Why have London’s decidedly intellectual and often art-related practices led by Canadians succeeded in a way that their own classmate’s firms have not? There are some simple initial answers, such as the possibilities opened-up by design competitions, increasingly mandated by the European Community, and still far too rare in this country, outside of Quebec. Trevor Horne sustained his practice for years after winning a first (and the prize money!) for a small art gallery in Northumberland in 1976, that took 20 years to build. But post-Brexit, will Britain now re-join its Anglo-Saxon cohort, and let its own equivalents of Diamond Schmitt, KPMB and HCMA scoop up all the cultural and university buildings?
Elevated outdoor “found space” constructed around the British Pavilion.
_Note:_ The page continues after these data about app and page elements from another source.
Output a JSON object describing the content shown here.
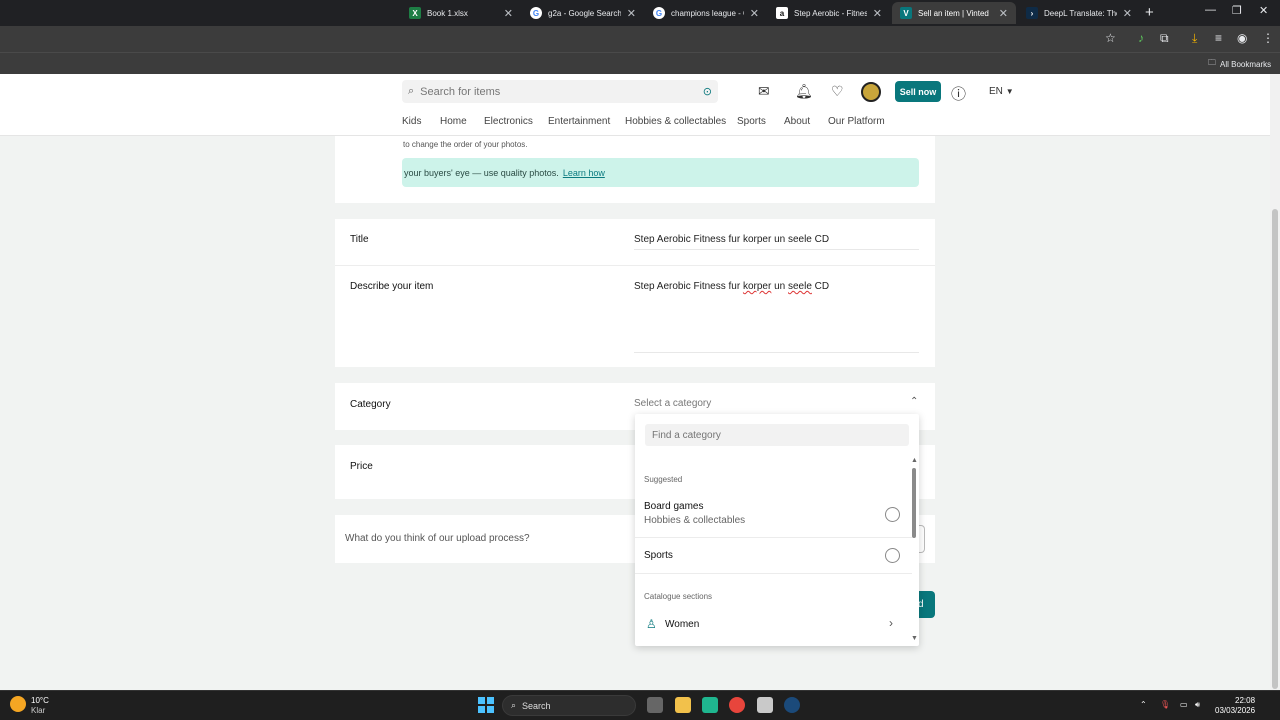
{
  "browser": {
    "tabs": [
      {
        "title": "Book 1.xlsx",
        "icon": "excel-icon",
        "color": "#1e7e45",
        "active": false
      },
      {
        "title": "g2a - Google Search",
        "icon": "google-icon",
        "color": "#ffffff",
        "active": false
      },
      {
        "title": "champions league - Go",
        "icon": "google-icon",
        "color": "#ffffff",
        "active": false
      },
      {
        "title": "Step Aerobic - Fitness f",
        "icon": "amazon-icon",
        "color": "#ffffff",
        "active": false
      },
      {
        "title": "Sell an item | Vinted",
        "icon": "vinted-icon",
        "color": "#09777c",
        "active": true
      },
      {
        "title": "DeepL Translate: The w",
        "icon": "deepl-icon",
        "color": "#0f2b46",
        "active": false
      }
    ],
    "bookmarks_label": "All Bookmarks"
  },
  "header": {
    "search_placeholder": "Search for items",
    "sell_now": "Sell now",
    "language": "EN",
    "nav": [
      "Kids",
      "Home",
      "Electronics",
      "Entertainment",
      "Hobbies & collectables",
      "Sports",
      "About",
      "Our Platform"
    ]
  },
  "photos": {
    "hint": "to change the order of your photos.",
    "tip_text": "your buyers' eye — use quality photos.",
    "tip_link": "Learn how"
  },
  "form": {
    "title_label": "Title",
    "title_value": "Step Aerobic Fitness fur korper un seele CD",
    "describe_label": "Describe your item",
    "describe_pre": "Step Aerobic Fitness fur ",
    "describe_w1": "korper",
    "describe_mid": " un ",
    "describe_w2": "seele",
    "describe_post": " CD",
    "category_label": "Category",
    "category_placeholder": "Select a category",
    "price_label": "Price",
    "feedback_question": "What do you think of our upload process?",
    "upload_btn_partial": "d"
  },
  "dropdown": {
    "find_placeholder": "Find a category",
    "suggested_heading": "Suggested",
    "suggestions": [
      {
        "title": "Board games",
        "subtitle": "Hobbies & collectables"
      },
      {
        "title": "Sports",
        "subtitle": ""
      }
    ],
    "catalogue_heading": "Catalogue sections",
    "sections": [
      {
        "title": "Women",
        "icon": "dress-icon"
      }
    ]
  },
  "taskbar": {
    "weather_temp": "10°C",
    "weather_desc": "Klar",
    "search_label": "Search",
    "time": "22:08",
    "date": "03/03/2026"
  },
  "colors": {
    "brand": "#09777c",
    "tip_bg": "#cdf3ea"
  }
}
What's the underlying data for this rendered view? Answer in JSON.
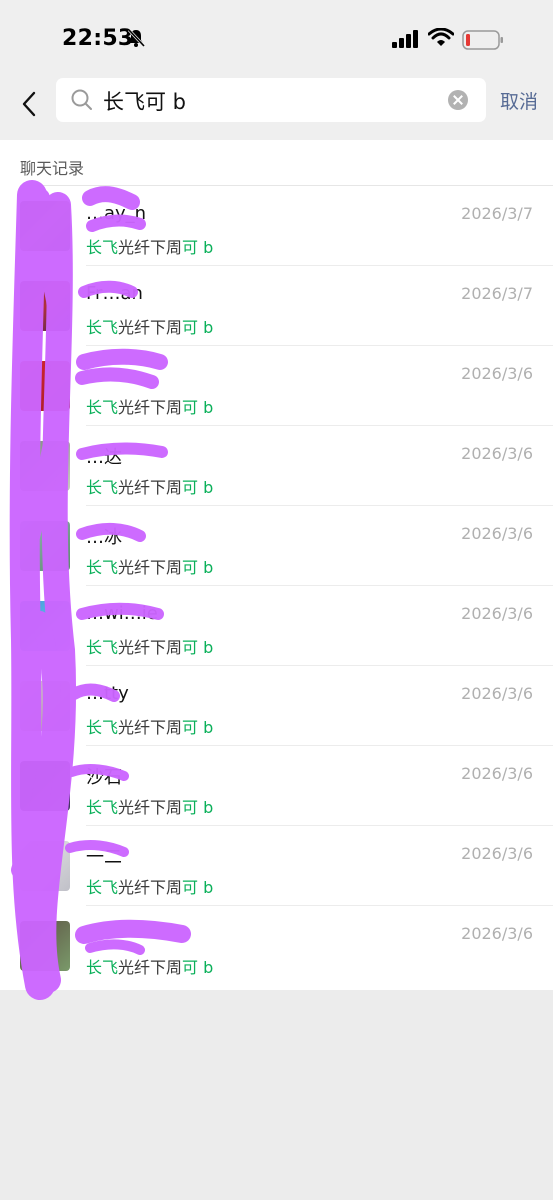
{
  "status": {
    "time": "22:53"
  },
  "search": {
    "query": "长飞可 b",
    "cancel_label": "取消"
  },
  "section_title": "聊天记录",
  "colors": {
    "highlight": "#0bb05a",
    "link": "#576b95",
    "redaction": "#cc66ff"
  },
  "results": [
    {
      "name": "…ay_n",
      "date": "2026/3/7",
      "snippet": {
        "hl1": "长飞",
        "mid": "光纤下周",
        "hl2": "可 b"
      }
    },
    {
      "name": "Fr…an",
      "date": "2026/3/7",
      "snippet": {
        "hl1": "长飞",
        "mid": "光纤下周",
        "hl2": "可 b"
      }
    },
    {
      "name": "",
      "date": "2026/3/6",
      "snippet": {
        "hl1": "长飞",
        "mid": "光纤下周",
        "hl2": "可 b"
      }
    },
    {
      "name": "…达",
      "date": "2026/3/6",
      "snippet": {
        "hl1": "长飞",
        "mid": "光纤下周",
        "hl2": "可 b"
      }
    },
    {
      "name": "…冰",
      "date": "2026/3/6",
      "snippet": {
        "hl1": "长飞",
        "mid": "光纤下周",
        "hl2": "可 b"
      }
    },
    {
      "name": "…wi…ie",
      "date": "2026/3/6",
      "snippet": {
        "hl1": "长飞",
        "mid": "光纤下周",
        "hl2": "可 b"
      }
    },
    {
      "name": "…tty",
      "date": "2026/3/6",
      "snippet": {
        "hl1": "长飞",
        "mid": "光纤下周",
        "hl2": "可 b"
      }
    },
    {
      "name": "沙石",
      "date": "2026/3/6",
      "snippet": {
        "hl1": "长飞",
        "mid": "光纤下周",
        "hl2": "可 b"
      }
    },
    {
      "name": "一二",
      "date": "2026/3/6",
      "snippet": {
        "hl1": "长飞",
        "mid": "光纤下周",
        "hl2": "可 b"
      }
    },
    {
      "name": "",
      "date": "2026/3/6",
      "snippet": {
        "hl1": "长飞",
        "mid": "光纤下周",
        "hl2": "可 b"
      }
    }
  ]
}
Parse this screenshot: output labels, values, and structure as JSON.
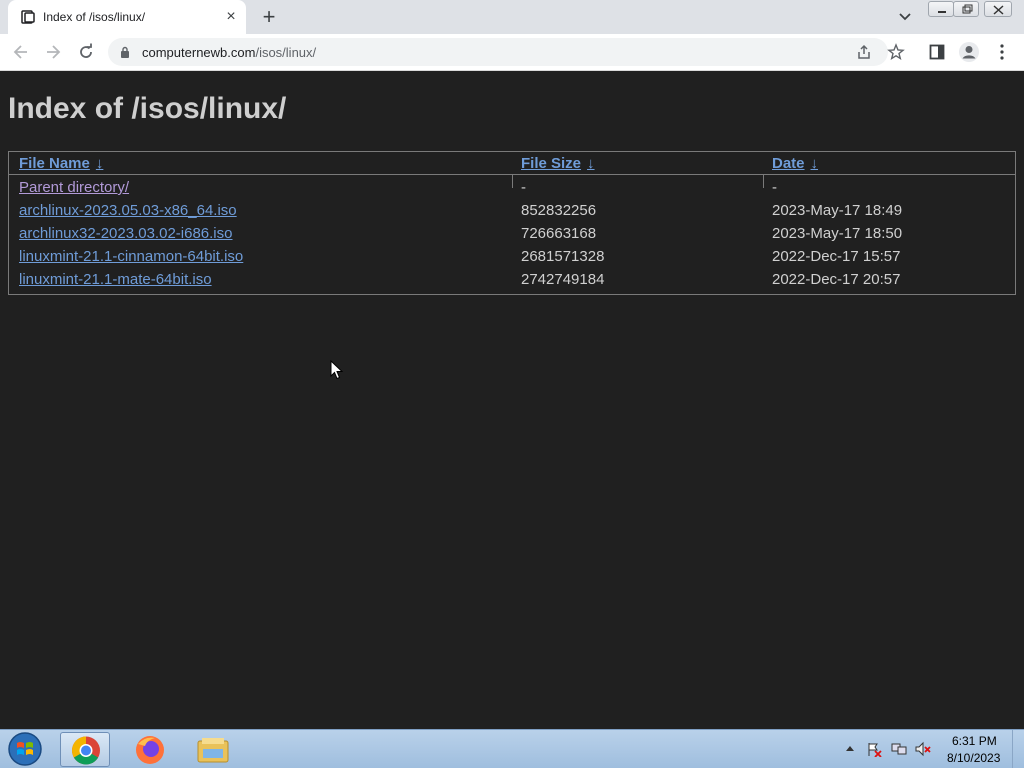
{
  "browser": {
    "tab_title": "Index of /isos/linux/",
    "url_host": "computernewb.com",
    "url_path": "/isos/linux/"
  },
  "page": {
    "heading": "Index of /isos/linux/",
    "columns": {
      "name": "File Name",
      "size": "File Size",
      "date": "Date",
      "sort_glyph": "↓"
    },
    "rows": [
      {
        "name": "Parent directory/",
        "size": "-",
        "date": "-"
      },
      {
        "name": "archlinux-2023.05.03-x86_64.iso",
        "size": "852832256",
        "date": "2023-May-17 18:49"
      },
      {
        "name": "archlinux32-2023.03.02-i686.iso",
        "size": "726663168",
        "date": "2023-May-17 18:50"
      },
      {
        "name": "linuxmint-21.1-cinnamon-64bit.iso",
        "size": "2681571328",
        "date": "2022-Dec-17 15:57"
      },
      {
        "name": "linuxmint-21.1-mate-64bit.iso",
        "size": "2742749184",
        "date": "2022-Dec-17 20:57"
      }
    ]
  },
  "taskbar": {
    "time": "6:31 PM",
    "date": "8/10/2023",
    "apps": [
      "chrome-icon",
      "firefox-icon",
      "file-explorer-icon"
    ]
  },
  "colors": {
    "page_bg": "#202020",
    "link": "#6f9cd8",
    "visited_link": "#b29ad8",
    "text": "#d0d0d0"
  }
}
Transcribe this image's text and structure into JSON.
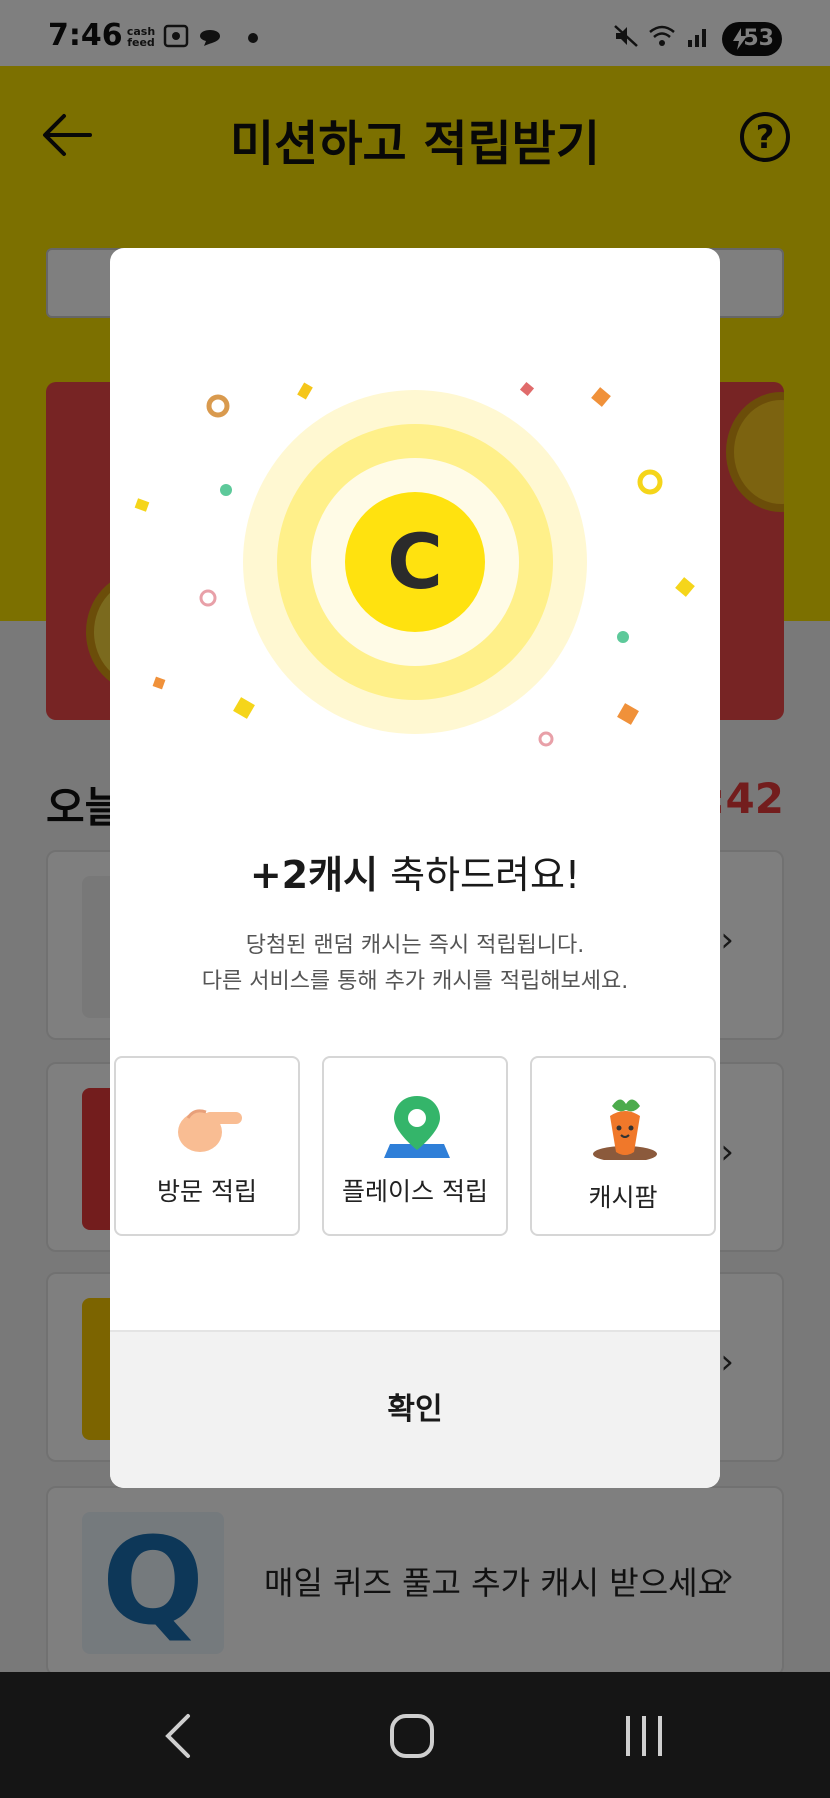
{
  "status_bar": {
    "time": "7:46",
    "cash_feed_label": "cash feed",
    "battery_level": "53"
  },
  "header": {
    "title": "미션하고 적립받기",
    "help_label": "?"
  },
  "background": {
    "section_title": "오늘",
    "timer_text": ":42",
    "last_mission_text": "매일 퀴즈 풀고 추가 캐시 받으세요",
    "last_mission_thumb": "Q",
    "chevron": "›"
  },
  "modal": {
    "reward_amount": "+2캐시",
    "reward_suffix": " 축하드려요!",
    "desc_line1": "당첨된 랜덤 캐시는 즉시 적립됩니다.",
    "desc_line2": "다른 서비스를 통해 추가 캐시를 적립해보세요.",
    "coin_letter": "C",
    "services": [
      {
        "label": "방문 적립",
        "icon": "pointing-hand-icon"
      },
      {
        "label": "플레이스 적립",
        "icon": "map-pin-icon"
      },
      {
        "label": "캐시팜",
        "icon": "carrot-icon"
      }
    ],
    "confirm_label": "확인"
  },
  "colors": {
    "brand_yellow": "#f9e000",
    "coin_yellow": "#ffe20f",
    "timer_red": "#e63b3b"
  }
}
Photo by Philip Heckhausen.
Even more perplexing is the role that British versus Canadian architectural cultures have played in giving the Anglo-Canoids a leg up (don’t take my word for it, look at the websites of all four cited firms to see how vast their cultural accomplishment truly is). Canadian architects hardly know each other, with links of communication and community running north-south into the United States and online everywhere else. Canadian art galleries rarely show architecture and design, and logistical support for our Venice Biennale architectural representatives, although recently augmented, is still paltry relative to other countries. Canada has become a chary architectural culture over the past few decades since its peaks of innovation with the days of Arthur Erickson and EXPO 67, and is now more disposed to granting commissions to the usual suspects, and nothing out of the ordinary, please. In this vacuum, the Anglo-Canoids could do very well indeed back here. I wish them the best, but urge them to move back quickly.
Trvor Boddy, FRAIC is a Vancouver-based architectural critic and curator.